The report advocates that rigorous action is required to promote a change of culture in the Sarajevo and Herzegovina-Neretva Cantonal Police and FBiH Police. This requires inter alia the adoption of measures such modern methods of crime investigation and a system of audio and video recording of police interviews as well as guaranteeing that, medical examinations of criminal suspects in police custody are both thorough and confidential.
Moreover, the report found that investigations into alleged police ill-treatment are not effective, as they are neither carried out promptly nor thoroughly and the investigating body cannot be considered as impartial and independent.
As regards the effectiveness of the safeguards against police ill-treatment, the CPT found once again that the right of access to a lawyer remains openly disregarded by police officials and that access to a doctor remains ineffective outside of emergency care.
At Sarajevo and Mostar Prisons, the CPT again found an anachronistic and restrictive regime imposed on remand prisoners (i.e. persons confined more than 23 hours a day to their cells and women only offered irregular access to outdoor facilities and showers). Further, health care provision and its regulation were poor and custodial staff continued to resort to an informal use of means of restraint and discipline to punish prisoners.
By contrast, at Banja Luka Prison the CPT found an improved atmosphere between staff and persons in prison compared to previous visits.
The report welcomes the opening of the Special Hospital for Forensic Psychiatry in Sokolac and seeks clarification as regards the placement of forensic psychiatric patients from various parts of the country in this facility. As regards the adjacent civil psychiatric hospital in Sokolac (Special Hospital for Psychiatry), the CPT recommends that steps be taken to stabilise its financial situation. It also makes a series of recommendations for both establishments to alleviate the cramped and impersonal wards for patients, to increase staffing resources and the offer of psycho-social rehabilitative activities and to reinforce the practical operation of legal safeguards accompanying consent to treatment requested from patients at both psychiatric establishments.
As regards Stolac Social Care Home, the report makes several recommendations to improve the care and living conditions but it urges once again that the authorities put in place a clear and comprehensive legal framework governing the involuntary placement and stay of residents in social care homes.
In their response, the authorities of Bosnia and Herzegovina provide detailed information, notably concerning the steps taken by several police agencies to set up of interview rooms equipped with audio and video recording as well as to train crimes inspectors on investigative interviewing.
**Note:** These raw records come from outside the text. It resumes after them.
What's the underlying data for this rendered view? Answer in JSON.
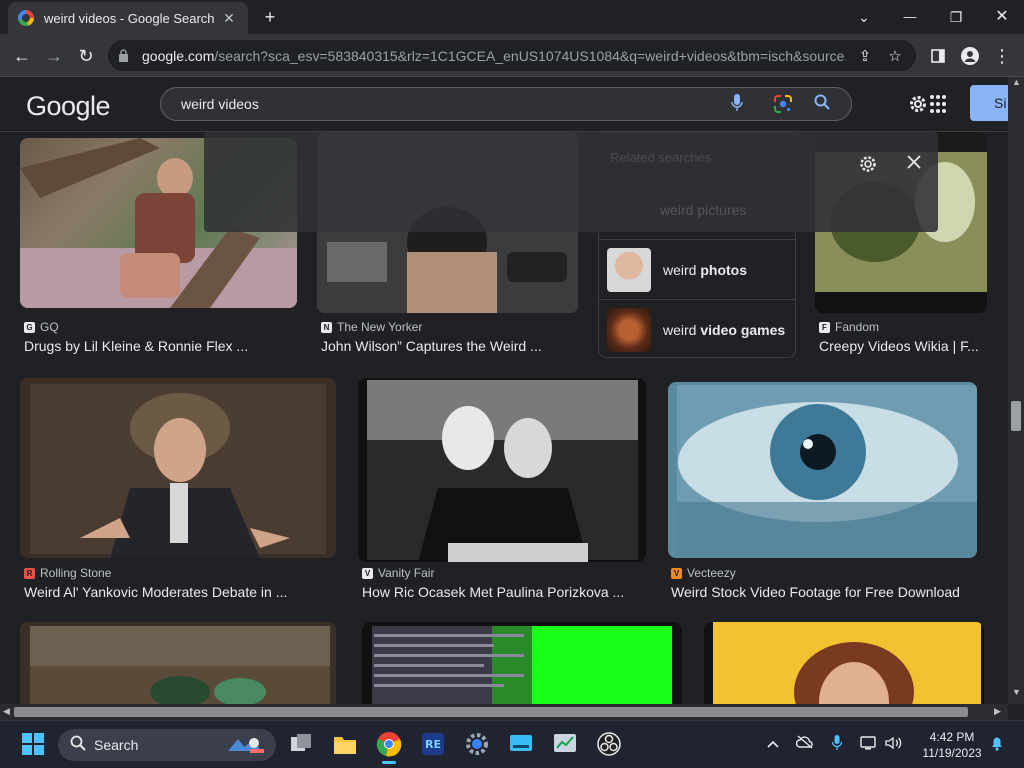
{
  "browser": {
    "tab_title": "weird videos - Google Search",
    "tab_close": "✕",
    "new_tab": "+",
    "window_controls": {
      "dropdown": "⌄",
      "minimize": "—",
      "restore": "❐",
      "close": "✕"
    },
    "nav": {
      "back": "←",
      "forward": "→",
      "reload": "↻"
    },
    "url_domain": "google.com",
    "url_path": "/search?sca_esv=583840315&rlz=1C1GCEA_enUS1074US1084&q=weird+videos&tbm=isch&source...",
    "omni_icons": [
      "share-icon",
      "star-icon",
      "side-panel-icon",
      "profile-icon",
      "menu-icon"
    ]
  },
  "google": {
    "logo": "Google",
    "query": "weird videos",
    "signin_label": "Si"
  },
  "overlay": {
    "heading": "Related searches",
    "sub": "weird pictures"
  },
  "related": [
    {
      "prefix": "weird ",
      "bold": "photos",
      "thumb_color": "#c9a28a"
    },
    {
      "prefix": "weird ",
      "bold": "video games",
      "thumb_color": "#8a4a2a"
    }
  ],
  "results_row1": [
    {
      "source": "GQ",
      "title": "Drugs by Lil Kleine & Ronnie Flex ...",
      "fav_color": "#e8eaed",
      "fav_text": "G"
    },
    {
      "source": "The New Yorker",
      "title": "John Wilson” Captures the Weird ...",
      "fav_color": "#e8eaed",
      "fav_text": "N"
    },
    {
      "source": "Fandom",
      "title": "Creepy Videos Wikia | F...",
      "fav_color": "#e8eaed",
      "fav_text": "F"
    }
  ],
  "results_row2": [
    {
      "source": "Rolling Stone",
      "title": "Weird Al' Yankovic Moderates Debate in ...",
      "fav_color": "#e8504a",
      "fav_text": "R"
    },
    {
      "source": "Vanity Fair",
      "title": "How Ric Ocasek Met Paulina Porizkova ...",
      "fav_color": "#e8eaed",
      "fav_text": "V"
    },
    {
      "source": "Vecteezy",
      "title": "Weird Stock Video Footage for Free Download",
      "fav_color": "#f08a24",
      "fav_text": "V"
    }
  ],
  "taskbar": {
    "search_label": "Search",
    "time": "4:42 PM",
    "date": "11/19/2023"
  }
}
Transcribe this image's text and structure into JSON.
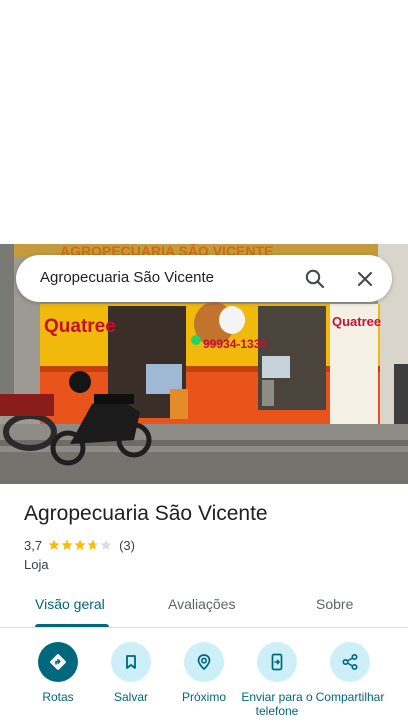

As regards prisons, information is provided on the action taken inter alia to improve the material conditions and regime and to reinforce staffing levels. Likewise, steps have been taken to refurbish the premises and reinforce staffing levels at Stolac Social Care Home.